26 When the wife of Uriah heard that her husband was dead, she made lamentation for him. 27 When the mourning was over, David sent and brought her to his house, and she became his wife, and bore him a son.
Nathan Condemns David
But the thing that David had done displeased the Lord,
Luke 15:11-32 New Revised Standard Version (NRSV)
The Parable of the Prodigal and His Brother
11 Then Jesus[a] said, “There was a man who had two sons. 12 The younger of them said to his father, ‘Father, give me the share of the property that will belong to me.’ So he divided his property between them. 13 A few days later the younger son gathered all he had and traveled to a distant country, and there he squandered his property in dissolute living. 14 When he had spent everything, a severe famine took place throughout that country, and he began to be in need. 15 So he went and hired himself out to one of the citizens of that country, who sent him to his fields to feed the pigs. 16 He would gladly have filled himself with[b] the pods that the pigs were eating; and no one gave him anything. 17 But when he came to himself he said, ‘How many of my father’s hired hands have bread enough and to spare, but here I am dying of hunger! 18 I will get up and go to my father, and I will say to him, “Father, I have sinned against heaven and before you; 19 I am no longer worthy to be called your son; treat me like one of your hired hands.”’ 20 So he set off and went to his father. But while he was still far off, his father saw him and was filled with compassion; he ran and put his arms around him and kissed him. 21 Then the son said to him, ‘Father, I have sinned against heaven and before you; I am no longer worthy to be called your son.’[c] 22 But the father said to his slaves, ‘Quickly, bring out a robe—the best one—and put it on him; put a ring on his finger and sandals on his feet. 23 And get the fatted calf and kill it, and let us eat and celebrate; 24 for this son of mine was dead and is alive again; he was lost and is found!’ And they began to celebrate.
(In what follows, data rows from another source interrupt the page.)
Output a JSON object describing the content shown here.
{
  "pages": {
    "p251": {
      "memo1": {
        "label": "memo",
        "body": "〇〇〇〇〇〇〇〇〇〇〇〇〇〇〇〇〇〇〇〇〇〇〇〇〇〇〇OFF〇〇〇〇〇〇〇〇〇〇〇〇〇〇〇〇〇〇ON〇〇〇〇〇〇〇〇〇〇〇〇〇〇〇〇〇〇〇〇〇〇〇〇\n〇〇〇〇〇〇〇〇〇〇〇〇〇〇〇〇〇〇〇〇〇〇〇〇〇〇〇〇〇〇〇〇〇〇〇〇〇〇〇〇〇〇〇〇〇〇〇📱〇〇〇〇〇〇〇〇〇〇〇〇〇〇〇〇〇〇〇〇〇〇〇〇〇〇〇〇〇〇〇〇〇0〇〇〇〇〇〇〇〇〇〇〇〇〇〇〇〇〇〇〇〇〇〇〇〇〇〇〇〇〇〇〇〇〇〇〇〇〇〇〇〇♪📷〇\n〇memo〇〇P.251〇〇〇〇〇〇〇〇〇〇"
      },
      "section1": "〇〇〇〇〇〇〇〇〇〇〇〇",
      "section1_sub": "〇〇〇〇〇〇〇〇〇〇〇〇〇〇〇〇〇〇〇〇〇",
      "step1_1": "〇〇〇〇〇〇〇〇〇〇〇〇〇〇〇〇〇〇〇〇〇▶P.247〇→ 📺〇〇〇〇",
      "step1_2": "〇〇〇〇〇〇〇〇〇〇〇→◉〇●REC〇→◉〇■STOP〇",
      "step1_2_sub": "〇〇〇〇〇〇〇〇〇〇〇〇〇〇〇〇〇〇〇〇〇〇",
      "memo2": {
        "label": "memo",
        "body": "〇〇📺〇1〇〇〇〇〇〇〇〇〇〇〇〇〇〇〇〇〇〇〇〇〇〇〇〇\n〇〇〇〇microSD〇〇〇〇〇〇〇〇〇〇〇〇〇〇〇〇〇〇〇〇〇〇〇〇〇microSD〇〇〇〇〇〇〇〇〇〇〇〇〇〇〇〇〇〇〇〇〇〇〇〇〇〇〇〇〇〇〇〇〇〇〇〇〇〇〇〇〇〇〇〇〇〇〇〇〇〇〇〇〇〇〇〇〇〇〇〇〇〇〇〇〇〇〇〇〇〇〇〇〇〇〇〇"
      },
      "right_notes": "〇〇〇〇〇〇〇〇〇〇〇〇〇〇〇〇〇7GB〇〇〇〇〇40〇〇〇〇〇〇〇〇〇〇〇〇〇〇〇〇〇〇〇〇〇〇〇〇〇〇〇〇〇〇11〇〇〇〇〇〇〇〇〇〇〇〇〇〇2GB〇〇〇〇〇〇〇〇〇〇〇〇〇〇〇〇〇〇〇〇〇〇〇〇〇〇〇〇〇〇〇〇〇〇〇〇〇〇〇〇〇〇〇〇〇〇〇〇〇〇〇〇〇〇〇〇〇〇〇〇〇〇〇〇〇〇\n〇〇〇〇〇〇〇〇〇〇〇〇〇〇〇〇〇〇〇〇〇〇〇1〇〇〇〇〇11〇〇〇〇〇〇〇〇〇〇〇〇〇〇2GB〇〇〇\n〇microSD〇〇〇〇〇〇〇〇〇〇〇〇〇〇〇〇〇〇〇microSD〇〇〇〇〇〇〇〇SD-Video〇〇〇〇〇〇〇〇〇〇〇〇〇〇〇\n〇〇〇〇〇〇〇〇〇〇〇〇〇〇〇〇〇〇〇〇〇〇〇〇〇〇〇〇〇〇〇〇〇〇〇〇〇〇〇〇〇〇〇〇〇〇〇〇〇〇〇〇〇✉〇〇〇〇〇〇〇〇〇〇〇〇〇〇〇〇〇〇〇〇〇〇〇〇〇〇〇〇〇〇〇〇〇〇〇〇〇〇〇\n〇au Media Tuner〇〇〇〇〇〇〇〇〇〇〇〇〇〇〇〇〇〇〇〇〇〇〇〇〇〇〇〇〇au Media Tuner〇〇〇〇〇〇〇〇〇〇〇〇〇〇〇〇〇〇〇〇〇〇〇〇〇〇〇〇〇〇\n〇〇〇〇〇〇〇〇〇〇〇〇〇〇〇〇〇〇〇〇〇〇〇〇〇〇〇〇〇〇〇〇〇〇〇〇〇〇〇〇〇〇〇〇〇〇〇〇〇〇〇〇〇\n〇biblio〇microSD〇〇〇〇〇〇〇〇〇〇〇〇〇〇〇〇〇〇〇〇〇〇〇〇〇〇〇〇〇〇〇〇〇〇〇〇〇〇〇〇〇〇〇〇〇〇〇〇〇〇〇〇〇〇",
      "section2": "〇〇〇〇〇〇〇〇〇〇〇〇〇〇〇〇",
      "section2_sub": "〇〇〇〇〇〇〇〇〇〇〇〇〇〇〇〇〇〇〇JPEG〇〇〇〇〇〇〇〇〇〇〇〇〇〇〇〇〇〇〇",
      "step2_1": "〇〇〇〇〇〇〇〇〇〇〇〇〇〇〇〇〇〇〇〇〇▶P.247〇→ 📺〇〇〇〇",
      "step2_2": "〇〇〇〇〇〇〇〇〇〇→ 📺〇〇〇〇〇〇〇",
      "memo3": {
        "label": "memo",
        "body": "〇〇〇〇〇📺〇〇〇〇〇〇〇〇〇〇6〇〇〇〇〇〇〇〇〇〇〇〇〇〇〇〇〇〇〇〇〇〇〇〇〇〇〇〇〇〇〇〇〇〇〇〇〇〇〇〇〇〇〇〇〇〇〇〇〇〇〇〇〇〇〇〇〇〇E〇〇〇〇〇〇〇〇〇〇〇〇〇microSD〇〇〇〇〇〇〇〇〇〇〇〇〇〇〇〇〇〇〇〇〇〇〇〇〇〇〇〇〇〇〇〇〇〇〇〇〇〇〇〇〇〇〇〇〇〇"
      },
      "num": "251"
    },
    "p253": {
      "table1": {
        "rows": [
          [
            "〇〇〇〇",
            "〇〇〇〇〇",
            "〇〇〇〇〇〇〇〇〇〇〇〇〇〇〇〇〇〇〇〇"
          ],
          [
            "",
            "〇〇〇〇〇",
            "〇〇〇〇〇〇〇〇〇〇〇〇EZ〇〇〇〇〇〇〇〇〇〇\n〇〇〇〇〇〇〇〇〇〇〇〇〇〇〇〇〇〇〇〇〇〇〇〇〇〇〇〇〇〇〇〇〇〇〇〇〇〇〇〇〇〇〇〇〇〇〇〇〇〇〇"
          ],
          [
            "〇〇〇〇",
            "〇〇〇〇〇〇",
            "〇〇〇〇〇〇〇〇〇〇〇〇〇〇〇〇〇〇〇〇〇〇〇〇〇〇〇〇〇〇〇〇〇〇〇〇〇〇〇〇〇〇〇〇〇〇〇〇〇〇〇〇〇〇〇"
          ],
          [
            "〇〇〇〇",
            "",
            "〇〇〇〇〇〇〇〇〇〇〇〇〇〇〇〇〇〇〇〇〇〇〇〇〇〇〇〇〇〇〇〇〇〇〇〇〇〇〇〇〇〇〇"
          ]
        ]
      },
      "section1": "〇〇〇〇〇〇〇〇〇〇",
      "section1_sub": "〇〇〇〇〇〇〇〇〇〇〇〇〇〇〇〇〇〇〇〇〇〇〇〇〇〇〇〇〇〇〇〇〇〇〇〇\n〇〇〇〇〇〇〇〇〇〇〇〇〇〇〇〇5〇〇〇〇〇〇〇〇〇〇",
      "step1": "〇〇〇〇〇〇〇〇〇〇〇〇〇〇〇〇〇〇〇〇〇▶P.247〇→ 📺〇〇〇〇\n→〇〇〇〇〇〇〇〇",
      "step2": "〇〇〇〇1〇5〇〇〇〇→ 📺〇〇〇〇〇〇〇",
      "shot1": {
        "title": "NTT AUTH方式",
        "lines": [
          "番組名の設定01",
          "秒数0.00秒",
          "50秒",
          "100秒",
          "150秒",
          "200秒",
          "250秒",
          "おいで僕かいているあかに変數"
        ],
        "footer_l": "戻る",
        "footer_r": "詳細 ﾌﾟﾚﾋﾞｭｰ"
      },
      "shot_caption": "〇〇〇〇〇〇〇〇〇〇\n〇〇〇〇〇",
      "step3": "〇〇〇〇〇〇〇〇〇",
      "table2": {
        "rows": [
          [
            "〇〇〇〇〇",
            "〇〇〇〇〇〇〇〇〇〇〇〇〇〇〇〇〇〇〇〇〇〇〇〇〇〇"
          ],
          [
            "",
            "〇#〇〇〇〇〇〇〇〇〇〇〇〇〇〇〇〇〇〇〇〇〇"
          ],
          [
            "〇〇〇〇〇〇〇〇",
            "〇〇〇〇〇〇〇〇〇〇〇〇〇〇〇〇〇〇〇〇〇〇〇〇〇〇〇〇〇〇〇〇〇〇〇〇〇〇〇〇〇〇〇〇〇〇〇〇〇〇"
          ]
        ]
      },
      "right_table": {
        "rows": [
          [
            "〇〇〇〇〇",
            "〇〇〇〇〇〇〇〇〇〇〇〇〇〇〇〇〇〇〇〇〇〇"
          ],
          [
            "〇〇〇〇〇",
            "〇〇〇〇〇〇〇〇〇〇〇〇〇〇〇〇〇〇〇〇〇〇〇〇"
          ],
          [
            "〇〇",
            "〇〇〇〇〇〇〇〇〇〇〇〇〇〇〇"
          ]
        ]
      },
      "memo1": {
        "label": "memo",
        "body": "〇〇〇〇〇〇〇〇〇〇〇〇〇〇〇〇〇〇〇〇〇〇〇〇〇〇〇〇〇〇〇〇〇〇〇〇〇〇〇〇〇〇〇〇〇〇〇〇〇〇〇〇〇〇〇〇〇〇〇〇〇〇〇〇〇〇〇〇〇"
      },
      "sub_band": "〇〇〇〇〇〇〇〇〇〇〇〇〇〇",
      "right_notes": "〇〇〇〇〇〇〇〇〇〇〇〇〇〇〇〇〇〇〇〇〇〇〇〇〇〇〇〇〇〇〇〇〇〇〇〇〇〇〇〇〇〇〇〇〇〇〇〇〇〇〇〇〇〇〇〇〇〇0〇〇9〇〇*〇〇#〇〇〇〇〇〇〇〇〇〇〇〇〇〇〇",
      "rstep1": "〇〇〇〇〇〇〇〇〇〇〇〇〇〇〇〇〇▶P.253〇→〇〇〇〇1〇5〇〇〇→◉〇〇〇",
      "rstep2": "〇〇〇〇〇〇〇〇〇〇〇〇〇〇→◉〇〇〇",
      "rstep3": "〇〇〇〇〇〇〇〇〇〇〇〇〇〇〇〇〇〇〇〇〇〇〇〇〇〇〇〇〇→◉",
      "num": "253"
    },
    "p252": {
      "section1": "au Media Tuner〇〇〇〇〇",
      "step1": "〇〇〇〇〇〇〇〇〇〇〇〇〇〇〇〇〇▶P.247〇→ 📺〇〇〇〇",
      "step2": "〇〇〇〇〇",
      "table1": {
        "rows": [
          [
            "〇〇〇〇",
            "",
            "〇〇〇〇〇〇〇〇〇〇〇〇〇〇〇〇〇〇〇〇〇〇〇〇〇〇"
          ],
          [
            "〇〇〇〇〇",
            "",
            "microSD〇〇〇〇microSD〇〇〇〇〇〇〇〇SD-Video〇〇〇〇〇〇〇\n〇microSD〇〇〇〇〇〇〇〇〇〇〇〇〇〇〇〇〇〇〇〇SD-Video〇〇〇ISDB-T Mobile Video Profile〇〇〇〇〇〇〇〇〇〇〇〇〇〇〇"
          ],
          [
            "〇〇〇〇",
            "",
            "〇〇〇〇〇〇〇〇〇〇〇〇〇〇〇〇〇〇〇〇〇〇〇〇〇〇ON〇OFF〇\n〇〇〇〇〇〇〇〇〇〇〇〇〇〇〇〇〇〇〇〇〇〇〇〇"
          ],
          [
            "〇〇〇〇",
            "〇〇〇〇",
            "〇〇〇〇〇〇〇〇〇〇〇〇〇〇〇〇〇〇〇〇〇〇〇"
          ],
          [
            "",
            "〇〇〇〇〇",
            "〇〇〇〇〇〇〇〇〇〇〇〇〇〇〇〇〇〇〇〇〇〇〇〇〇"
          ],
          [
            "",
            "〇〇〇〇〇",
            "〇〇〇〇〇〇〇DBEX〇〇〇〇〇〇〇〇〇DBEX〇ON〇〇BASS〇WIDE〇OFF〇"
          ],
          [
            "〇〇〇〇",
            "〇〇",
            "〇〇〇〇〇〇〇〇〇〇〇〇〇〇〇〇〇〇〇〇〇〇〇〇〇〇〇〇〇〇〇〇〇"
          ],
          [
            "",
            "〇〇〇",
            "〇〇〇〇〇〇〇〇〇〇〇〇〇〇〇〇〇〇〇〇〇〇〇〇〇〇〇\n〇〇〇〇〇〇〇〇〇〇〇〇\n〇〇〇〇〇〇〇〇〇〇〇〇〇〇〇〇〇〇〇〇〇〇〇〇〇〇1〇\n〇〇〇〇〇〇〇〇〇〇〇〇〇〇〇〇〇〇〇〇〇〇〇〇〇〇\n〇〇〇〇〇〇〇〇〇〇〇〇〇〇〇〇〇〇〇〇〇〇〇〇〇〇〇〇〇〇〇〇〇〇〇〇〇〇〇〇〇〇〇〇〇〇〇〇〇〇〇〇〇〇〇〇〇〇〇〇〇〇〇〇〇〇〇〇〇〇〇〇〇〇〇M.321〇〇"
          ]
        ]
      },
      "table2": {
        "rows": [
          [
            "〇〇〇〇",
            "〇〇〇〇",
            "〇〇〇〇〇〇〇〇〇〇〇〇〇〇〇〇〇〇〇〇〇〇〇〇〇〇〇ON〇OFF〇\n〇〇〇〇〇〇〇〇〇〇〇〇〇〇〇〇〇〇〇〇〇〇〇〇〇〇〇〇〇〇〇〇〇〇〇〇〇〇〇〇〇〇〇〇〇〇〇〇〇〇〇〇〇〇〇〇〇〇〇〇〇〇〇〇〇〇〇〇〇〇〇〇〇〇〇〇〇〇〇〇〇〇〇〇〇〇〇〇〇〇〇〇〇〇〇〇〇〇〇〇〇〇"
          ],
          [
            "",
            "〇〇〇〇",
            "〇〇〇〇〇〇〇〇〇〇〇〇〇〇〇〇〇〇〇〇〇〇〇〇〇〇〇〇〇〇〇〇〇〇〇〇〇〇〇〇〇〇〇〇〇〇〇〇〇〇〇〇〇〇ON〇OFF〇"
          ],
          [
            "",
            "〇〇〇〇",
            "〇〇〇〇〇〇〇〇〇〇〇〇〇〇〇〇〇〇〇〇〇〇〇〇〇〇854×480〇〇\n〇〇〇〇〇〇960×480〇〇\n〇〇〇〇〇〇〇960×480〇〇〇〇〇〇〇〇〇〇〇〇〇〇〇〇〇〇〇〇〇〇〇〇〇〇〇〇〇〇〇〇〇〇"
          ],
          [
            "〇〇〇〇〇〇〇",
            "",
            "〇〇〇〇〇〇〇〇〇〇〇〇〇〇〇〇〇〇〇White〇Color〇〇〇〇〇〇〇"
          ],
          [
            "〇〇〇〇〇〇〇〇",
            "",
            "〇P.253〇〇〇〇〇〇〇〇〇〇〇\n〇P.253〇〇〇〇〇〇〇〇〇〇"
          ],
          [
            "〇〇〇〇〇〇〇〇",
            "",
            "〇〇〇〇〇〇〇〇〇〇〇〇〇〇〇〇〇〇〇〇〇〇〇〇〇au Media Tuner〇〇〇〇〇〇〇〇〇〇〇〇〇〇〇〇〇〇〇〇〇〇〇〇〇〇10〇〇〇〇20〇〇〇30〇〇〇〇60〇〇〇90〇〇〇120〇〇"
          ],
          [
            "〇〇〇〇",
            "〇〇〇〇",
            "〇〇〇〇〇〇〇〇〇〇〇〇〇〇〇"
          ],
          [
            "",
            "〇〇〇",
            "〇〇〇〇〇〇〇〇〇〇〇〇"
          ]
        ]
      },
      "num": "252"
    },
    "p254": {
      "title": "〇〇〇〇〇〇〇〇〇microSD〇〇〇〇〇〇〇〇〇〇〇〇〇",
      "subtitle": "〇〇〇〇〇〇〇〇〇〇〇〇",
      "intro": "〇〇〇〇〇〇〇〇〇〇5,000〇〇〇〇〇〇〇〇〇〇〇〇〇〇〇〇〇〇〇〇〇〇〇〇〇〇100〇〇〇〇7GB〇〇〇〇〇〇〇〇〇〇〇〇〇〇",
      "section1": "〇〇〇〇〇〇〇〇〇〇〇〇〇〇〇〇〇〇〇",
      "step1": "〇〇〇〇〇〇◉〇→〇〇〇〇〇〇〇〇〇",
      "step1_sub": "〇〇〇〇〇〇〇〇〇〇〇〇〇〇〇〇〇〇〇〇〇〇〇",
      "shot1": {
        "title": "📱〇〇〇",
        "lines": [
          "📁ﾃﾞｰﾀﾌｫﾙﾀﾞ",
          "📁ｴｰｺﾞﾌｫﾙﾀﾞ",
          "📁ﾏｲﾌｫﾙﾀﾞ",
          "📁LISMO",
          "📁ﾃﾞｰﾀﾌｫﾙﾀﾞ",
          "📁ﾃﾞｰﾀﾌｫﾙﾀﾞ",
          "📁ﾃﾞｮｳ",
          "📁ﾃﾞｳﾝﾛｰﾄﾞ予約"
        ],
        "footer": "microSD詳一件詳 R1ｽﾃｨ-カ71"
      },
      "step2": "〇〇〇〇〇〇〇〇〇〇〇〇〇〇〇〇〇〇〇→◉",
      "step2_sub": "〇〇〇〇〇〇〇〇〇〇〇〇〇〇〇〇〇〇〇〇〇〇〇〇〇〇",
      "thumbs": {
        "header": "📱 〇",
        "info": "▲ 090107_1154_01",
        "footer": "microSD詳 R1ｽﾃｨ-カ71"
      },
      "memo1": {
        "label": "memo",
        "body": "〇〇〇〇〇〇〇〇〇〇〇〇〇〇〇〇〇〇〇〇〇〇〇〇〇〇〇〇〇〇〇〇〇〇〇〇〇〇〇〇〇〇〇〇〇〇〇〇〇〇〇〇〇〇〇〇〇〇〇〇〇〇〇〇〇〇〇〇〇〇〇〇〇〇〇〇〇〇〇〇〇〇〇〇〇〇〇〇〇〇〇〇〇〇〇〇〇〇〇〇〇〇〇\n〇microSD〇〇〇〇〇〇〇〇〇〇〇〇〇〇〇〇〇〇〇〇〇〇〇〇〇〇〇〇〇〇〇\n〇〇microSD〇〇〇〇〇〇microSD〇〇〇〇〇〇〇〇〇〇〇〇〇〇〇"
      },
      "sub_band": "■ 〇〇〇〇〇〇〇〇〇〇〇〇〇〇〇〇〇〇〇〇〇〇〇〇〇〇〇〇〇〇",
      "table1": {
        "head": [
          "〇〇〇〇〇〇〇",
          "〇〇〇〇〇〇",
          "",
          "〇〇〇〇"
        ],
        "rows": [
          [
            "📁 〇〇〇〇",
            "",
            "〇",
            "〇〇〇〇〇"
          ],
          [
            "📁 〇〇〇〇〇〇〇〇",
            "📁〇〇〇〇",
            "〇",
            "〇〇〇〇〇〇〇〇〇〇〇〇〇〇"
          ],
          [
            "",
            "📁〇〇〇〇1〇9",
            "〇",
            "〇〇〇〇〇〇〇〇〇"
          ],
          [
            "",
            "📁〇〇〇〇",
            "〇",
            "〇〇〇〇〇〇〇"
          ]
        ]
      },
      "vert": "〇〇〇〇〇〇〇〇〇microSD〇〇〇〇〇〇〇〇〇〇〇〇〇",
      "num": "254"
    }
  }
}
25 “Now his elder son was in the field; and when he came and approached the house, he heard music and dancing. 26 He called one of the slaves and asked what was going on. 27 He replied, ‘Your brother has come, and your father has killed the fatted calf, because he has got him back safe and sound.’ 28 Then he became angry and refused to go in. His father came out and began to plead with him. 29 But he answered his father, ‘Listen! For all these years I have been working like a slave for you, and I have never disobeyed your command; yet you have never given me even a young goat so that I might celebrate with my friends. 30 But when this son of yours came back, who has devoured your property with prostitutes, you killed the fatted calf for him!’ 31 Then the father[d] said to him, ‘Son, you are always with me, and all that is mine is yours. 32 But we had to celebrate and rejoice, because this brother of yours was dead and has come to life; he was lost and has been found.’”